That was Charles' way of motivating Derek to win on his own; no freebies allowed. Derek would learn to savor victories when they came.
And now it's Derek who gets to grin, knowing that he has the upper hand on Charles in some things, such as tossing a baseball back and forth.
"Catch? He's too old for that," Derek said with a grin.
As Father's Day approaches, Derek and Charles stand out as a pair that has a fun, true and growing father-son relationship.
Charles has always poured himself into Derek's life. From teaching him character through the games they played to writing up contracts of expectations, Dad was there for Derek.
Jeter's Turn 2 Foundation, in particular, has bonded the two.
"He's always been there for support, advice, and he's always been there to bounce ideas off of," Derek said. "We're probably closer now than we were when I was growing up. We were close growing up, but especially through the foundation, we get an opportunity to work together as well. I talk to my parents every day, pretty much."

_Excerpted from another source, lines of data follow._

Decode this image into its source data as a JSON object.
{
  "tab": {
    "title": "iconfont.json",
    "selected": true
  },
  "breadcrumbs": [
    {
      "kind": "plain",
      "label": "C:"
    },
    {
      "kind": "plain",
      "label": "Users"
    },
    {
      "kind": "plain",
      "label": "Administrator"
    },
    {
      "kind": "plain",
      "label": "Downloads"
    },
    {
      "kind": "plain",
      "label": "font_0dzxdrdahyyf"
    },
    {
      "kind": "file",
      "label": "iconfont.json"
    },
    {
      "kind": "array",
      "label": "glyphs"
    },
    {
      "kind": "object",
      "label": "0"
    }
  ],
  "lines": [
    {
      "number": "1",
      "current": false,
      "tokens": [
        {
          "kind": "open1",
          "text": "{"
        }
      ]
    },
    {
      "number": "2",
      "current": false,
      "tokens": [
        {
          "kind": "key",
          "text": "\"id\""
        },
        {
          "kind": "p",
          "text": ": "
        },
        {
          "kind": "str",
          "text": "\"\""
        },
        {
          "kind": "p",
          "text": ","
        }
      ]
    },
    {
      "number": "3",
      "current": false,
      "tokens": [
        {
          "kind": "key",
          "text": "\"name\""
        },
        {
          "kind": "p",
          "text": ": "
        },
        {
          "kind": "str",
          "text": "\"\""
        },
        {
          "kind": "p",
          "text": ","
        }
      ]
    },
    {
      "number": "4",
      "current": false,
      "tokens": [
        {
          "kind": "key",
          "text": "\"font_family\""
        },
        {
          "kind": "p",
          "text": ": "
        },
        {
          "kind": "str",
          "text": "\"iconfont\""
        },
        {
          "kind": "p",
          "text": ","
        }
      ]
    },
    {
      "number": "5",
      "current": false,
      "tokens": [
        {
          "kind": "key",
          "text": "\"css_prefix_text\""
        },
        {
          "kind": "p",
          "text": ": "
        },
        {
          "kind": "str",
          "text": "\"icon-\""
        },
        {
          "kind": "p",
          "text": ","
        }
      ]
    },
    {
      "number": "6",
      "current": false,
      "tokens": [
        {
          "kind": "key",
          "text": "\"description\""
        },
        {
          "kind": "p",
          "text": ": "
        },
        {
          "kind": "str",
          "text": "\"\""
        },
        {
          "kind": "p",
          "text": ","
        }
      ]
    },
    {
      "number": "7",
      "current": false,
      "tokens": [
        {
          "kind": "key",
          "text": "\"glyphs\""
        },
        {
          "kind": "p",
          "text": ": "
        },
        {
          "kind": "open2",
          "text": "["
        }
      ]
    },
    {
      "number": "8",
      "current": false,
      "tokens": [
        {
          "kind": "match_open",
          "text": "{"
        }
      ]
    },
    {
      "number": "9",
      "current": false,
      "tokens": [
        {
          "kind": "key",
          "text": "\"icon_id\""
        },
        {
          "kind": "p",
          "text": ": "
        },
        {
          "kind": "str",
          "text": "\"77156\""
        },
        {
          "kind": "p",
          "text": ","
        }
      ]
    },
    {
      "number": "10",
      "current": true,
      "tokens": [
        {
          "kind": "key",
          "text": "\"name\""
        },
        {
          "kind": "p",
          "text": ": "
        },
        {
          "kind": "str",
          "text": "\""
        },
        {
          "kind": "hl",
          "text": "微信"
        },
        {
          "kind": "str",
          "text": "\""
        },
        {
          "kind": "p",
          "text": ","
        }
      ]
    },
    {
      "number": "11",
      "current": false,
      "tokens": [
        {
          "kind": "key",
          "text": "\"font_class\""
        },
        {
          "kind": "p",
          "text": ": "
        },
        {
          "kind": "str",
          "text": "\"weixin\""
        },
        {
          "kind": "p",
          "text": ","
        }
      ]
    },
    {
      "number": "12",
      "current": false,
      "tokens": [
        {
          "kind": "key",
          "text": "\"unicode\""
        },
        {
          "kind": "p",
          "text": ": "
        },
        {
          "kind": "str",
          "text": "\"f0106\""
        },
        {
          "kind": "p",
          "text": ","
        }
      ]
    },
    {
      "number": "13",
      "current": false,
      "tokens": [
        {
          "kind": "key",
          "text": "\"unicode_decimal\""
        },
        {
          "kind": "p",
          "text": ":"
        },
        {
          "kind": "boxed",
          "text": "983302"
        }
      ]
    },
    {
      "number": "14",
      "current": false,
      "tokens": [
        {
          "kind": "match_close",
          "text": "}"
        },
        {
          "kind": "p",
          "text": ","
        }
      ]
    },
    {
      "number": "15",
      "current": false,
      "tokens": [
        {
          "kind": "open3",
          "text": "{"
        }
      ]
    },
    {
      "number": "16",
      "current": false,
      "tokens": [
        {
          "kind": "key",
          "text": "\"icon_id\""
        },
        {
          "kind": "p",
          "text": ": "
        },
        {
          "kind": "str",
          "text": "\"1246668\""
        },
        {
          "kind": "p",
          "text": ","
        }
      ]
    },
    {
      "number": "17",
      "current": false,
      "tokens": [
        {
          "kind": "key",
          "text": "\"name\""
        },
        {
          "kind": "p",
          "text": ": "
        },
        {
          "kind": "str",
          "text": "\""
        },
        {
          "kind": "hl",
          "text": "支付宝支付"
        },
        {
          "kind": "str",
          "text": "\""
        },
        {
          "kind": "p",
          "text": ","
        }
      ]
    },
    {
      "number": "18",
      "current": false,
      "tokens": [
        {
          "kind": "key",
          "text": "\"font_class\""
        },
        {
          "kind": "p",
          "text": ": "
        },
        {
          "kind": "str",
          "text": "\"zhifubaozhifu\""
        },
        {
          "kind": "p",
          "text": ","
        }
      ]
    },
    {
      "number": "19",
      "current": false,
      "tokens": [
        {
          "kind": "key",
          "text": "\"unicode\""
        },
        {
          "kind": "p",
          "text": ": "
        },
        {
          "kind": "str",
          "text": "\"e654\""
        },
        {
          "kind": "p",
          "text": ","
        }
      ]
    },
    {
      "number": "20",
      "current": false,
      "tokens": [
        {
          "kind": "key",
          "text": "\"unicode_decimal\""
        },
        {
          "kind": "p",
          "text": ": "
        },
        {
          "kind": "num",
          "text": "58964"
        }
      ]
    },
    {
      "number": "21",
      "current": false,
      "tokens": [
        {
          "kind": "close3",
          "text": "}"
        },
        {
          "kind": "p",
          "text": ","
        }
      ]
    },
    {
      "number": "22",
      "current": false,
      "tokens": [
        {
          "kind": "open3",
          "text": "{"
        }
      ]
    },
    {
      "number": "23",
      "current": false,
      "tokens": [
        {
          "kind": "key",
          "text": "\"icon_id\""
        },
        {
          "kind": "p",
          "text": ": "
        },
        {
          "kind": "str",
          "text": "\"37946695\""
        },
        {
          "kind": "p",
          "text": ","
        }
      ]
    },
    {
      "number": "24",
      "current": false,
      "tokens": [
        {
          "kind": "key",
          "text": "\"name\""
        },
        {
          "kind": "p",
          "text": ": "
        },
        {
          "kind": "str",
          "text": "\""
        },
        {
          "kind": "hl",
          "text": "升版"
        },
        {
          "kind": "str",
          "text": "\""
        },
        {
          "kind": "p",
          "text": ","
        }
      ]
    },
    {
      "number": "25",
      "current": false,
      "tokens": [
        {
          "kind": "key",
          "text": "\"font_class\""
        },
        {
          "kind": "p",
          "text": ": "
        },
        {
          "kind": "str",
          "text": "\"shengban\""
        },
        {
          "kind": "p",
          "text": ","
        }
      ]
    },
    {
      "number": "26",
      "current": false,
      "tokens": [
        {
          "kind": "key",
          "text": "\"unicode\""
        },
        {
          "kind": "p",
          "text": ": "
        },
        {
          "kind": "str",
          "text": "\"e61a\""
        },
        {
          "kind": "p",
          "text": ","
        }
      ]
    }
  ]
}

Charles, a social worker with a Master's of Social Work and doctorate degree from Western Michigan University, serves as vice president of his son's foundation. It's one of several pursuits that have brought the two closer. For the most part, though, Derek and his father enjoy what's free in life -- a good conversation. They don't have to go out or hire a catering service or dress in suits and ties.
"I don't know if it's necessarily doing anything, just spending time together," Derek said. "That's pretty much it. It's not like doing anything in particular. Talking is the thing we do the most."
Derek said that he and his father talk about anything and everything. Work, family, you name it. But with Father's Day just around the corner, there's one thing the two won't have to talk about: a Father's Day present. According to Derek, Dad isn't hard to shop for.
"He's pretty easy," Derek said, "because he tells you what he wants. He's not very difficult."
Caleb Breakey is an associate reporter for MLB.com. This story was not subject to the approval of Major League Baseball or its clubs.